Once all of the witnesses have been called, the coroner sums up the evidence heard. The coroner will give his/her conclusion (previously known as the ‘verdict’) and will also complete the Record of Inquest form to note the findings that were reached.
If there is a jury then it is the jury who will determine the conclusion at the end of the inquest. The coroner will give the jury guidance as to which conclusions they may reach (based on the evidence that has been heard) and will explain their obligations as a jury, before asking them to retire and consider their conclusion.
What are the rights of a bereaved person?
Broadly speaking, an ‘interested person’ is someone who has the right to actively participate in the inquest proceedings. This can be because of their relationship to the deceased, involvement in the circumstances of the death, or at the discretion of the coroner.

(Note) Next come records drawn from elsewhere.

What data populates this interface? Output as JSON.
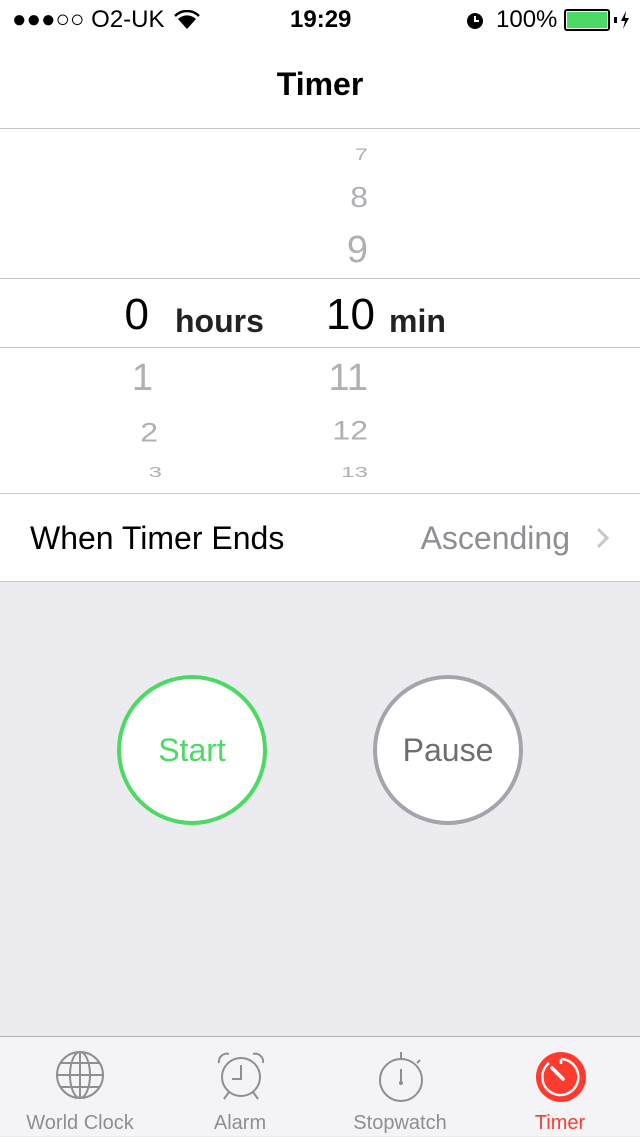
{
  "status": {
    "carrier": "●●●○○ O2-UK",
    "time": "19:29",
    "battery": "100%",
    "signal_bars": 3,
    "battery_level": 1.0
  },
  "nav": {
    "title": "Timer"
  },
  "picker": {
    "hours_above": [],
    "hours_selected": "0",
    "hours_unit": "hours",
    "hours_below": [
      "1",
      "2",
      "3"
    ],
    "minutes_above": [
      "7",
      "8",
      "9"
    ],
    "minutes_selected": "10",
    "minutes_unit": "min",
    "minutes_below": [
      "11",
      "12",
      "13"
    ]
  },
  "when_timer_ends": {
    "label": "When Timer Ends",
    "value": "Ascending"
  },
  "buttons": {
    "start": "Start",
    "pause": "Pause"
  },
  "colors": {
    "start": "#4cd964",
    "pause": "#a4a4aa",
    "accent": "#ff3b30"
  },
  "tabs": [
    {
      "label": "World Clock",
      "icon": "globe-icon"
    },
    {
      "label": "Alarm",
      "icon": "alarm-clock-icon"
    },
    {
      "label": "Stopwatch",
      "icon": "stopwatch-icon"
    },
    {
      "label": "Timer",
      "icon": "timer-icon",
      "active": true
    }
  ]
}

An ‘interested person’ is defined in the Coroners and Justice Act (CJA) 2009. Generally, there is unlikely to be any issue in the immediate family securing direct involvement in the inquest hearing, though problems can arise in certain situations. For example, where a family is divided and there is acrimony; where the deceased has no known family; or where the family have no interest in the inquest or are obstructive to it taking place.

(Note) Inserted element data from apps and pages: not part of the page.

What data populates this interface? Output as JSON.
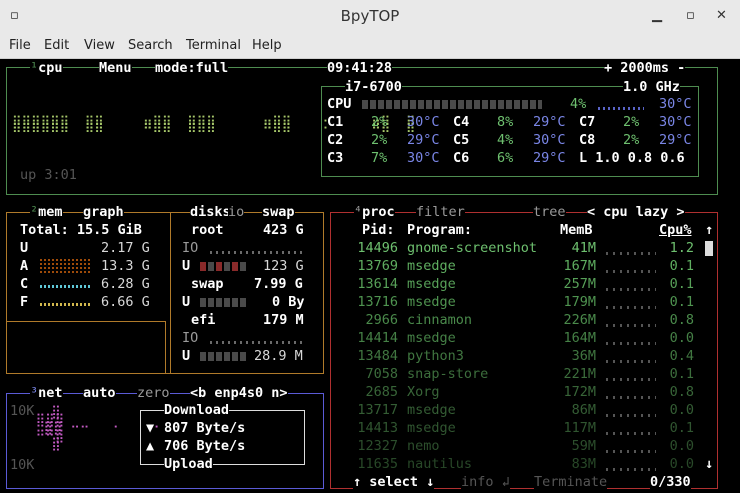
{
  "window": {
    "title": "BpyTOP"
  },
  "menu": [
    "File",
    "Edit",
    "View",
    "Search",
    "Terminal",
    "Help"
  ],
  "cpu": {
    "label_num": "¹",
    "label": "cpu",
    "menu": "Menu",
    "mode": "mode:full",
    "clock": "09:41:28",
    "interval": "+ 2000ms -",
    "model": "i7-6700",
    "freq": "1.0 GHz",
    "uptime": "up 3:01",
    "total": {
      "name": "CPU",
      "pct": "4%",
      "temp": "30°C",
      "usage": 4
    },
    "cores": [
      {
        "name": "C1",
        "pct": "2%",
        "temp": "30°C"
      },
      {
        "name": "C4",
        "pct": "8%",
        "temp": "29°C"
      },
      {
        "name": "C7",
        "pct": "2%",
        "temp": "30°C"
      },
      {
        "name": "C2",
        "pct": "2%",
        "temp": "29°C"
      },
      {
        "name": "C5",
        "pct": "4%",
        "temp": "30°C"
      },
      {
        "name": "C8",
        "pct": "2%",
        "temp": "29°C"
      },
      {
        "name": "C3",
        "pct": "7%",
        "temp": "30°C"
      },
      {
        "name": "C6",
        "pct": "6%",
        "temp": "29°C"
      }
    ],
    "load": "L 1.0 0.8 0.6"
  },
  "mem": {
    "label_num": "²",
    "label": "mem",
    "graph_label": "graph",
    "total": "Total: 15.5 GiB",
    "rows": [
      {
        "key": "U",
        "value": "2.17 G"
      },
      {
        "key": "A",
        "value": "13.3 G"
      },
      {
        "key": "C",
        "value": "6.28 G"
      },
      {
        "key": "F",
        "value": "6.66 G"
      }
    ]
  },
  "disks": {
    "label": "disks",
    "io": "io",
    "swap": "swap",
    "items": [
      {
        "name": "root",
        "size": "423 G",
        "io": "IO",
        "used_key": "U",
        "used": "123 G"
      },
      {
        "name": "swap",
        "size": "7.99 G",
        "io": "",
        "used_key": "U",
        "used": "0 By"
      },
      {
        "name": "efi",
        "size": "179 M",
        "io": "IO",
        "used_key": "U",
        "used": "28.9 M"
      }
    ]
  },
  "net": {
    "label_num": "³",
    "label": "net",
    "auto": "auto",
    "zero": "zero",
    "iface": "<b enp4s0 n>",
    "scale_top": "10K",
    "scale_bottom": "10K",
    "download_label": "Download",
    "download": "807 Byte/s",
    "upload_label": "Upload",
    "upload": "706 Byte/s",
    "down_arrow": "▼",
    "up_arrow": "▲"
  },
  "proc": {
    "label_num": "⁴",
    "label": "proc",
    "filter": "filter",
    "tree": "tree",
    "sort": "< cpu lazy >",
    "headers": {
      "pid": "Pid:",
      "program": "Program:",
      "mem": "MemB",
      "cpu": "Cpu%"
    },
    "rows": [
      {
        "pid": "14496",
        "program": "gnome-screenshot",
        "mem": "41M",
        "cpu": "1.2"
      },
      {
        "pid": "13769",
        "program": "msedge",
        "mem": "167M",
        "cpu": "0.1"
      },
      {
        "pid": "13614",
        "program": "msedge",
        "mem": "257M",
        "cpu": "0.1"
      },
      {
        "pid": "13716",
        "program": "msedge",
        "mem": "179M",
        "cpu": "0.1"
      },
      {
        "pid": "2966",
        "program": "cinnamon",
        "mem": "226M",
        "cpu": "0.8"
      },
      {
        "pid": "14414",
        "program": "msedge",
        "mem": "164M",
        "cpu": "0.0"
      },
      {
        "pid": "13484",
        "program": "python3",
        "mem": "36M",
        "cpu": "0.4"
      },
      {
        "pid": "7058",
        "program": "snap-store",
        "mem": "221M",
        "cpu": "0.1"
      },
      {
        "pid": "2685",
        "program": "Xorg",
        "mem": "172M",
        "cpu": "0.8"
      },
      {
        "pid": "13717",
        "program": "msedge",
        "mem": "86M",
        "cpu": "0.0"
      },
      {
        "pid": "14413",
        "program": "msedge",
        "mem": "117M",
        "cpu": "0.1"
      },
      {
        "pid": "12327",
        "program": "nemo",
        "mem": "59M",
        "cpu": "0.0"
      },
      {
        "pid": "11635",
        "program": "nautilus",
        "mem": "83M",
        "cpu": "0.0"
      }
    ],
    "select": "↑ select ↓",
    "info": "info ↲",
    "terminate": "Terminate",
    "count": "0/330",
    "scroll_up": "↑",
    "scroll_down": "↓"
  },
  "colors": {
    "cpu_border": "#4e8c50",
    "mem_border": "#b07a2a",
    "net_border": "#5b5bd6",
    "proc_border": "#b03030",
    "text_green": "#6ec06f",
    "temp_blue": "#7a86e6"
  }
}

These are significant rights conferred on interested persons during an inquest, with a view to them being able to participate fully in the process and to assist the coroner’s inquiry.
The key rights of the interested persons during an inquest include:
- to be notified by the coroner about key aspects of post mortem or toxicology analysis;
- to be provided with copies of relevant documents held by the coroner including that which the coroner considers relevant to the inquest;
- to see written evidence and to object to it being used as evidence at the inquest hearing;
- to question witnesses at the inquest hearing.
How can you fund an inquest?
If you require specialist legal representation in an inquest there are a number of options available to you in terms of funding. In some circumstances legal representation can be provided at no cost to the you, for example by way of Legal Aid public funding, or if you have legal expenses insurance in place.
Alternatively, representation can be funded privately, or with a ‘no win, no fee’ agreement. We will carefully consider all options available in your case and we will advise you on the best options for your particular circumstances. You can find out more about our funding options here.